* _TASK STATEMENT_
Scan the entries and state how many lines contain "this". Write no other text.

* _DATA PROVIDED_
────

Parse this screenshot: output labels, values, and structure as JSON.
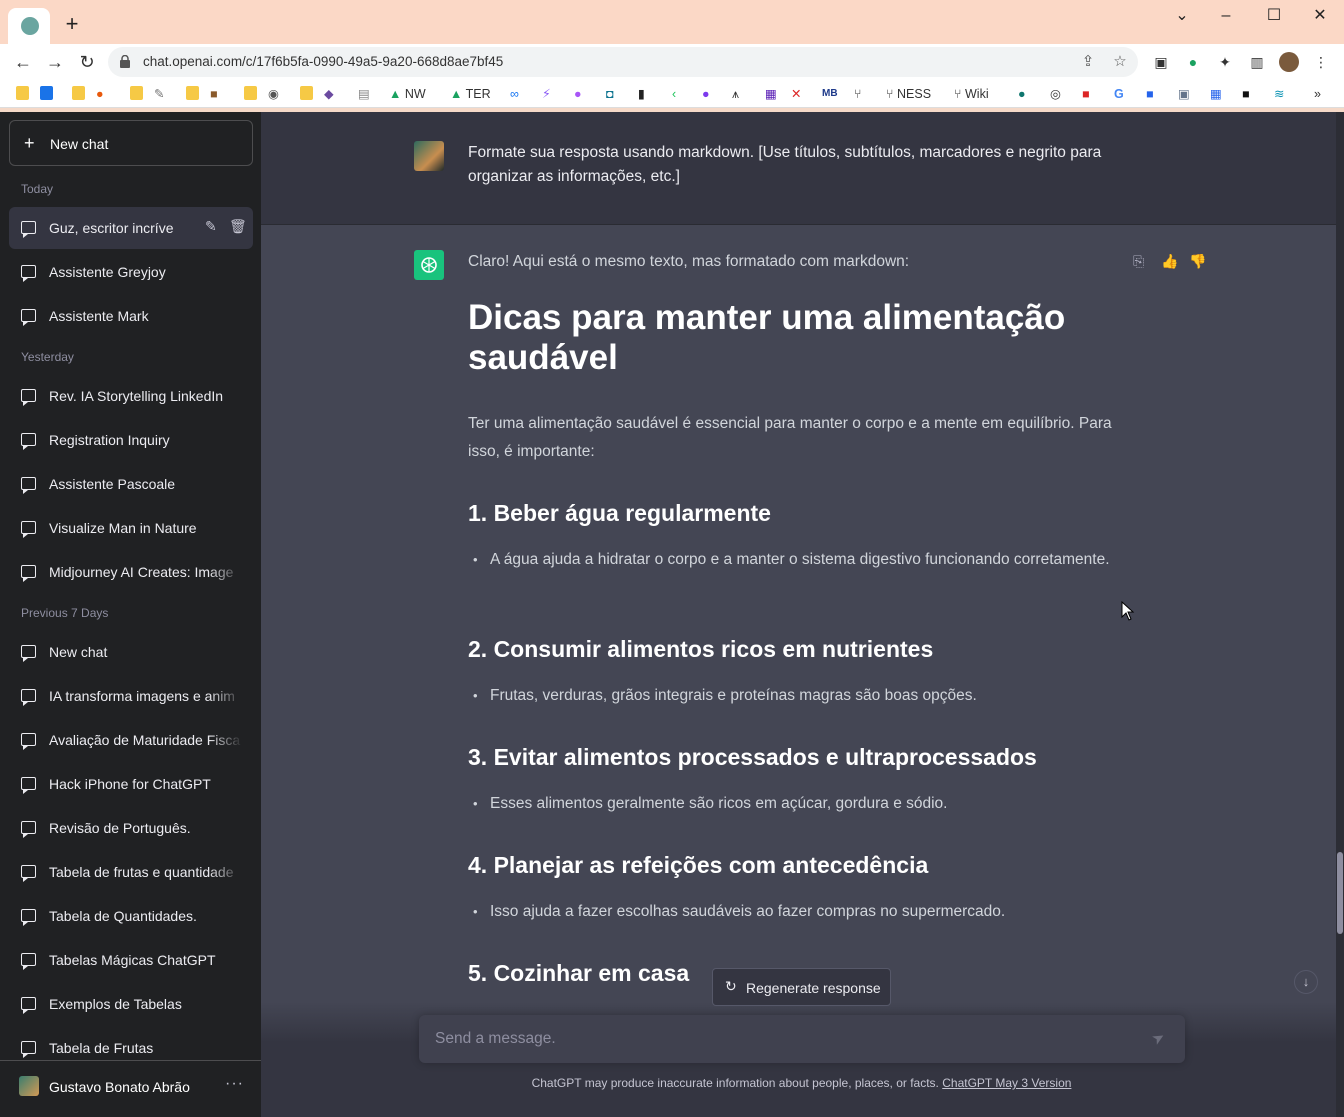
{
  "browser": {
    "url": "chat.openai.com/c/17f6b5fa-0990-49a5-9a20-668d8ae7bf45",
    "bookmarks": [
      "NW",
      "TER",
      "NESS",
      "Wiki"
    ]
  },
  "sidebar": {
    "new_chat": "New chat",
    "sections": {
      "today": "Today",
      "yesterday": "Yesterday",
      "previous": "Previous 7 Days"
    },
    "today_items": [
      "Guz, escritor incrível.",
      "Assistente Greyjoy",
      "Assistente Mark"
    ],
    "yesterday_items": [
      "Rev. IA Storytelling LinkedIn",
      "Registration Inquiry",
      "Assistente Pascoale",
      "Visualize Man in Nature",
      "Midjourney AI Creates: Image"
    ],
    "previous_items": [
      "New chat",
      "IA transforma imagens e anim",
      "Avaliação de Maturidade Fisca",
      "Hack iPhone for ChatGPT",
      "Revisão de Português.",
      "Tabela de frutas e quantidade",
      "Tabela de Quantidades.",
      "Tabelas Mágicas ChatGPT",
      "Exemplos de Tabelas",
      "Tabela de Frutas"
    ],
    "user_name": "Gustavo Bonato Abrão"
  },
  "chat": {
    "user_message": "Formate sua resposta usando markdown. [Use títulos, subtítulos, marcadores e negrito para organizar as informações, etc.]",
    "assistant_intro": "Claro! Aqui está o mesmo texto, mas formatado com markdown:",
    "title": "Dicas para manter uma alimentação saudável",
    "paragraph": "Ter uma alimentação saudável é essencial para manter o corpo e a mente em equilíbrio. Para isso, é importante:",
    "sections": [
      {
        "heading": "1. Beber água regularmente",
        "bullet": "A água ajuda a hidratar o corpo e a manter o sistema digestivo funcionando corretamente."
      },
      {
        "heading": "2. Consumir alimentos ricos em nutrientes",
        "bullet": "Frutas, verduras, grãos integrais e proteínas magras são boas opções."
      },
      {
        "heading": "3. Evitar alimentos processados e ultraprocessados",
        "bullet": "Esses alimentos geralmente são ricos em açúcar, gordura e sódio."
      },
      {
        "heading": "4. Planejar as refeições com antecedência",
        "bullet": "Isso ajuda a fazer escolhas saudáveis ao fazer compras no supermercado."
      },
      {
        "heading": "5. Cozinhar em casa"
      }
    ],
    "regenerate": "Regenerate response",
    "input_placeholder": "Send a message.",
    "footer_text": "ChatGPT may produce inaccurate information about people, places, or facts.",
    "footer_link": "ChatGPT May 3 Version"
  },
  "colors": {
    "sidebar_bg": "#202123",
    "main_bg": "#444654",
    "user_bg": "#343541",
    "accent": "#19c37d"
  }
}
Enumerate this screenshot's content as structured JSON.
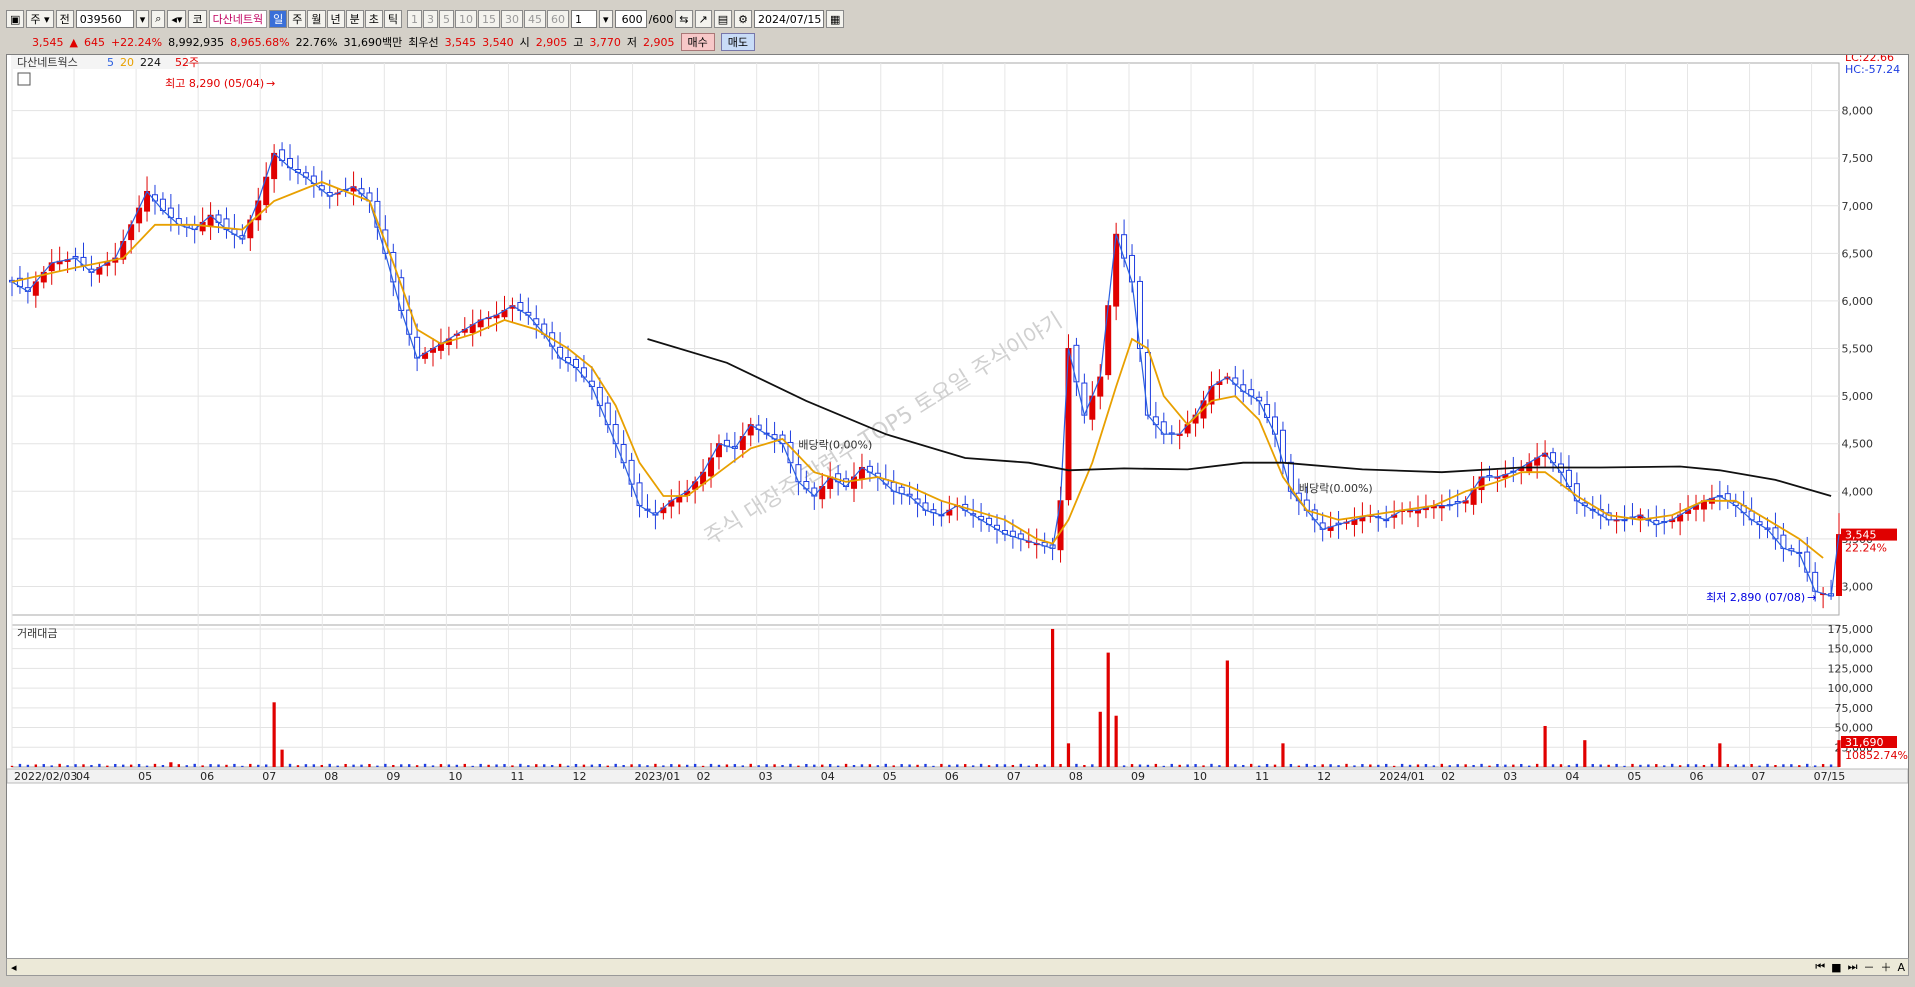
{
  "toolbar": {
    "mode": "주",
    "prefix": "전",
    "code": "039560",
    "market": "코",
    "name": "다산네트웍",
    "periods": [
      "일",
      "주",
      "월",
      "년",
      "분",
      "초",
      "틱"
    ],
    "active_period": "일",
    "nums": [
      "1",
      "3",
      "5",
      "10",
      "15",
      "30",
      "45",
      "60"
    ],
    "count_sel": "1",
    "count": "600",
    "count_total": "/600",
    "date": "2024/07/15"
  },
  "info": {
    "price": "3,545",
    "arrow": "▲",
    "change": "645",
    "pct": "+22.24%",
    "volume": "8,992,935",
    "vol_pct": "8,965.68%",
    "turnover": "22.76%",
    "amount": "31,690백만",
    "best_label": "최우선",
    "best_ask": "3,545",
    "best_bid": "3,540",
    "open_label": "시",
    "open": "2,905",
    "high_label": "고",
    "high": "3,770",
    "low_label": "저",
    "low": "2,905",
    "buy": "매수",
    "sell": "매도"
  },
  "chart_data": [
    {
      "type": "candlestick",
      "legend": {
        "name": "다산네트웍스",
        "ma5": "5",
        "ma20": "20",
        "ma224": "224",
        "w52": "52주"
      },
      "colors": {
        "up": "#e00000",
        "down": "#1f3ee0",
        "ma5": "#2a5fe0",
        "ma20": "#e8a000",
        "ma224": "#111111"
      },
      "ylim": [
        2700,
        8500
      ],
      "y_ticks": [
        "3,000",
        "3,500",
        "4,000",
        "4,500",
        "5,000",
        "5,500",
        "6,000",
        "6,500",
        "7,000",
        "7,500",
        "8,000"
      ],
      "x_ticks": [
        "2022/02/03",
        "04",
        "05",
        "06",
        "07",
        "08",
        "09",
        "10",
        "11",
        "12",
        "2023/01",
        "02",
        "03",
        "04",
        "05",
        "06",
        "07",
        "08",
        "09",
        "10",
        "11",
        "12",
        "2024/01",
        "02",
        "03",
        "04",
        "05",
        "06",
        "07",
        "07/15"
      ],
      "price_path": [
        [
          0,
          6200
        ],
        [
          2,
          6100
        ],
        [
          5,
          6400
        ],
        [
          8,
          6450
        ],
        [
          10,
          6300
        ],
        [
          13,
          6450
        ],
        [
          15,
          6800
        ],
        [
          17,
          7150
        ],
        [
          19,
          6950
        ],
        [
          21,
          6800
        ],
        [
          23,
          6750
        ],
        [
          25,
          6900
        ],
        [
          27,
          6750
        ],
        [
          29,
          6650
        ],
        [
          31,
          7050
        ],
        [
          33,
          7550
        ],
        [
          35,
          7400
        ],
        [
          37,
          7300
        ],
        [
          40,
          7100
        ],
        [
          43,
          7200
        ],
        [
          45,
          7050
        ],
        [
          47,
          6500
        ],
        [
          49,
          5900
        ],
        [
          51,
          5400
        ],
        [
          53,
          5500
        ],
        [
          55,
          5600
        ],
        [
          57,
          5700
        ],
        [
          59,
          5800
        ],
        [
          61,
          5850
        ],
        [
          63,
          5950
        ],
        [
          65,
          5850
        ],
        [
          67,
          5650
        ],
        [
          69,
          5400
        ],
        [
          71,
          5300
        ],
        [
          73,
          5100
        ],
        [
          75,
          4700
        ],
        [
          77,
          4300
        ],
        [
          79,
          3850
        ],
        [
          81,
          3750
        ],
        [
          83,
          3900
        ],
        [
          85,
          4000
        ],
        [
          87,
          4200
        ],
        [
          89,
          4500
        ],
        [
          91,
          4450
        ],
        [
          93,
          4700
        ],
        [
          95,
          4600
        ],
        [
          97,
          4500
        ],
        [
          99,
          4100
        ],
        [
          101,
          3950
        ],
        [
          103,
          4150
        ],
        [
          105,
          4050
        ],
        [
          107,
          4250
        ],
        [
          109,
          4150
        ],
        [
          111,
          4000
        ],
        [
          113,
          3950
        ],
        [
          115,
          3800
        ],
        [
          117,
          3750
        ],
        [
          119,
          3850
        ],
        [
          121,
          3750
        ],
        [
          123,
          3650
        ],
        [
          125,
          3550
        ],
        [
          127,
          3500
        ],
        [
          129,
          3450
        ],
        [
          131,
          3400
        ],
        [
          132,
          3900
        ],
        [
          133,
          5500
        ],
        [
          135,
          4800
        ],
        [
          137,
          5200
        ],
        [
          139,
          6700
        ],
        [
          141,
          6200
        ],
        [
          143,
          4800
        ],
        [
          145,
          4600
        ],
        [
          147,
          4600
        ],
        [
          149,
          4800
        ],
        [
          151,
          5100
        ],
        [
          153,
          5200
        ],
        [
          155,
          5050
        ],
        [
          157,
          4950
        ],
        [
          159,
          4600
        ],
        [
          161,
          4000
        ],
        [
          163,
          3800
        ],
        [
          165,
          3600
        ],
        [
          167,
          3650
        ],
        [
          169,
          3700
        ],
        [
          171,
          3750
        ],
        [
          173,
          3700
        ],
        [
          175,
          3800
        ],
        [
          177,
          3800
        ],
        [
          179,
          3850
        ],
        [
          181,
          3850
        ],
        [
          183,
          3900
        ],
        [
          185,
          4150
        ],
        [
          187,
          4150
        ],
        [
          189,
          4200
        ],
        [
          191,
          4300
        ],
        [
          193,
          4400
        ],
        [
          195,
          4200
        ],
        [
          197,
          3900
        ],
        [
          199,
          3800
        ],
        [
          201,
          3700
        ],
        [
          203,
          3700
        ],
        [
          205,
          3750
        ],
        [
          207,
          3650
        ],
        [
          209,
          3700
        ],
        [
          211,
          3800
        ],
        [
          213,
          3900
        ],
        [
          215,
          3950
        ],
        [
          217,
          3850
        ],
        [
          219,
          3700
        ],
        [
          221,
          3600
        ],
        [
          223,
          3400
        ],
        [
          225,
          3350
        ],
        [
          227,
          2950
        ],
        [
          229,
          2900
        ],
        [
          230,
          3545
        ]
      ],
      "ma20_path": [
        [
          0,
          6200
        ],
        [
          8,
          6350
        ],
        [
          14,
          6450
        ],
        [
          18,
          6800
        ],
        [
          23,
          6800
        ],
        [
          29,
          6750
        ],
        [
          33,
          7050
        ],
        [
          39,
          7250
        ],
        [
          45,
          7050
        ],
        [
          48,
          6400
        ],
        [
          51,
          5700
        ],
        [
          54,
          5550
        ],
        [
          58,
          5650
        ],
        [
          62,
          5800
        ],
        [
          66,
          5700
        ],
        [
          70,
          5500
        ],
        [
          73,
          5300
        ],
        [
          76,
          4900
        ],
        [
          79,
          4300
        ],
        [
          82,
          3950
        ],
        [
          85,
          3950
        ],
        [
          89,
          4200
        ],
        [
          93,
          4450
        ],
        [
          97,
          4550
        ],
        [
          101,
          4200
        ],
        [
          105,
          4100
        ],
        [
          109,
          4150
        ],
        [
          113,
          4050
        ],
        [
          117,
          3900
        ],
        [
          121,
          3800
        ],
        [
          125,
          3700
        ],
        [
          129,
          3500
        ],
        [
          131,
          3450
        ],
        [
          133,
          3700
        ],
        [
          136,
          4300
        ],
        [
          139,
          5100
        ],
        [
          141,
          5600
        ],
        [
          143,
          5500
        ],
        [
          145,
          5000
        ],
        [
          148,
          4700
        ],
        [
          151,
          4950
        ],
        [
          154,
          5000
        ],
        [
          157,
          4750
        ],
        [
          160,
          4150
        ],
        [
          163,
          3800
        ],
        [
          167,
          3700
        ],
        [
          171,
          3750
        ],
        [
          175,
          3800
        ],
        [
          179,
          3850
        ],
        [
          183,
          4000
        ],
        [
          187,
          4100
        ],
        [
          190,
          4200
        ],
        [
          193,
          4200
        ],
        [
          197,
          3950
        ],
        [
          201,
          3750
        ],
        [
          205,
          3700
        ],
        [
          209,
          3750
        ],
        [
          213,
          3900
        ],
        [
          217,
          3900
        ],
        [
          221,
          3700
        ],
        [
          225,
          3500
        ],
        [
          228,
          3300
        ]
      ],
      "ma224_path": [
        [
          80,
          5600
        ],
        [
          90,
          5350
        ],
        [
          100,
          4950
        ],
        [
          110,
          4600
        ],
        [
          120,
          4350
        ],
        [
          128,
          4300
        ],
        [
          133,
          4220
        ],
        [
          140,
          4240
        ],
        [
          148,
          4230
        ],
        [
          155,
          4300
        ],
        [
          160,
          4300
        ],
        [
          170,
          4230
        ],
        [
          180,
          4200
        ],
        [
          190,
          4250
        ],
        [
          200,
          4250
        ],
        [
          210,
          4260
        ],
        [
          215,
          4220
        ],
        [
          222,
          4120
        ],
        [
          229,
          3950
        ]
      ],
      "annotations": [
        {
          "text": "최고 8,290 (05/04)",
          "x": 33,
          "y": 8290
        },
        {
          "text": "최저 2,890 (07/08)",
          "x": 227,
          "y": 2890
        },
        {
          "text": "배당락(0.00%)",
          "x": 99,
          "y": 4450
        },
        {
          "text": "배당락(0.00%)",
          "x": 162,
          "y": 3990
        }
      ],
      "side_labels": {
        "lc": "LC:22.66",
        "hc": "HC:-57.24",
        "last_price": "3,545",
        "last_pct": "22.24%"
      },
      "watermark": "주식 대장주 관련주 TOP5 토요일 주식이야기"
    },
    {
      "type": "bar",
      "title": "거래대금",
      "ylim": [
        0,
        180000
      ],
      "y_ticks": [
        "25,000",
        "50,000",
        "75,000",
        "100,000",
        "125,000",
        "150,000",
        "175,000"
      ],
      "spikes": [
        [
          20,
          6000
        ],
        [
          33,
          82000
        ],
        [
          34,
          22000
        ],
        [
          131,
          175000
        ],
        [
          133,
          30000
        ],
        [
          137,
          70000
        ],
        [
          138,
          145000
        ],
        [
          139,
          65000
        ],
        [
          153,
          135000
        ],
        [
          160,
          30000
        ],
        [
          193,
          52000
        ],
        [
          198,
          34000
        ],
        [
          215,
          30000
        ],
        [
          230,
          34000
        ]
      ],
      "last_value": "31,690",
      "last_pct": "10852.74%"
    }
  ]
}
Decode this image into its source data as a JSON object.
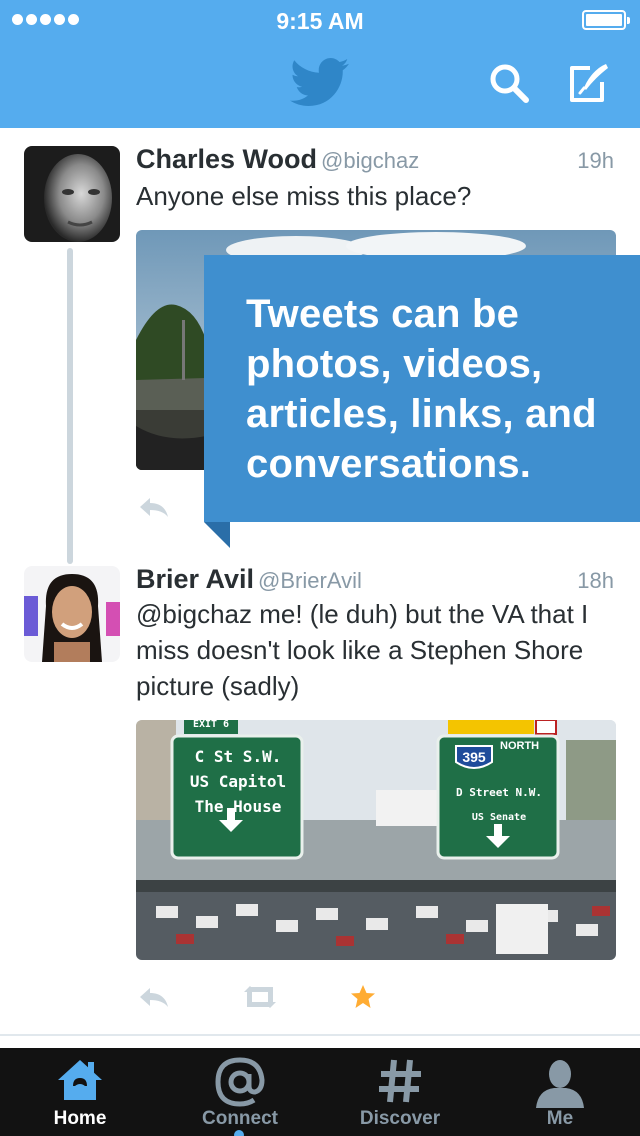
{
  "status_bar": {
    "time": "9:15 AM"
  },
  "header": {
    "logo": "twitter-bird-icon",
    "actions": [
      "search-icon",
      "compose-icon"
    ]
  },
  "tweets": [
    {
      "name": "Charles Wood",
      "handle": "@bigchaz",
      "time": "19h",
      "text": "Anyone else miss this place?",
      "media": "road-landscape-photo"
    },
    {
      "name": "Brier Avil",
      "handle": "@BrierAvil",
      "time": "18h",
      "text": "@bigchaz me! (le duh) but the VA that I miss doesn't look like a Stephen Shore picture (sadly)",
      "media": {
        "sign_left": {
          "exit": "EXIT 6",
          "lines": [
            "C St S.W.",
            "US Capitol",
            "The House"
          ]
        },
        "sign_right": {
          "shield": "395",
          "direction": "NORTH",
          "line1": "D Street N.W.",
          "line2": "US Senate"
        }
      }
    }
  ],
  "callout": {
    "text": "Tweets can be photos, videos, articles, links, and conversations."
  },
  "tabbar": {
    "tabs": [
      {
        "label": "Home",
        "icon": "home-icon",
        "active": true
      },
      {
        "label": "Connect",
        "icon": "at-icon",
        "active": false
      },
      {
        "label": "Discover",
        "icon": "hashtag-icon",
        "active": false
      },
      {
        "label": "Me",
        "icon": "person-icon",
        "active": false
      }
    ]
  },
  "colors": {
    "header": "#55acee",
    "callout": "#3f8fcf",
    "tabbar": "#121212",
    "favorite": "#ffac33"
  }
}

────

* _EXERCISE OUTPUT_
4